Although not expected to be a serious setback to the country’s primary economic driver, agriculture, there are possible implications for supportive sectors such as tourism and energy production. Any major damage to infrastructure slows or halts production in these sectors.
DAISI has already packed a shipping container today to help with health services in the Solomon Islands following this disaster. It also hopes to help build lasting infrastructure and to fortify against future disasters in this susceptible region of the world. It will continue to provide medical and further aid as part of its ongoing mission to empower and collaborate.

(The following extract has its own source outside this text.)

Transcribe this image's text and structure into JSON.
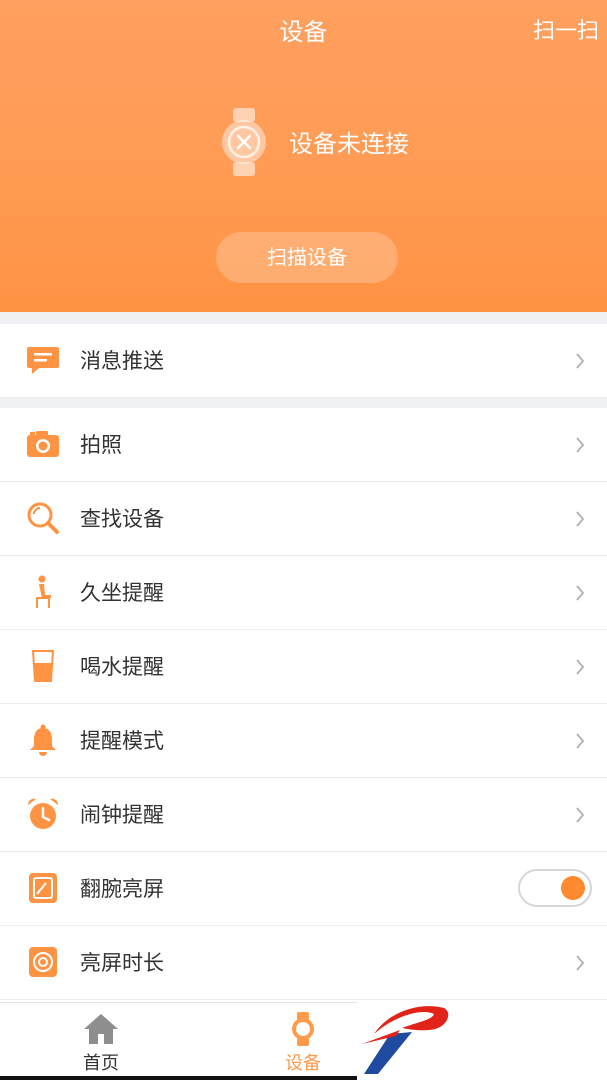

Dr David Maze is a Juniour Medical Officer from the Central Coast Local Health District (Gosford) with an interest in General Physician training. Dr Maze first volunteered in the Solomon Islands for 6 weeks in Nov-Dec 2015 working mainly in the Emergency Department. Dr Maze plans to return to volunteer in the Solomon Islands in 2017 .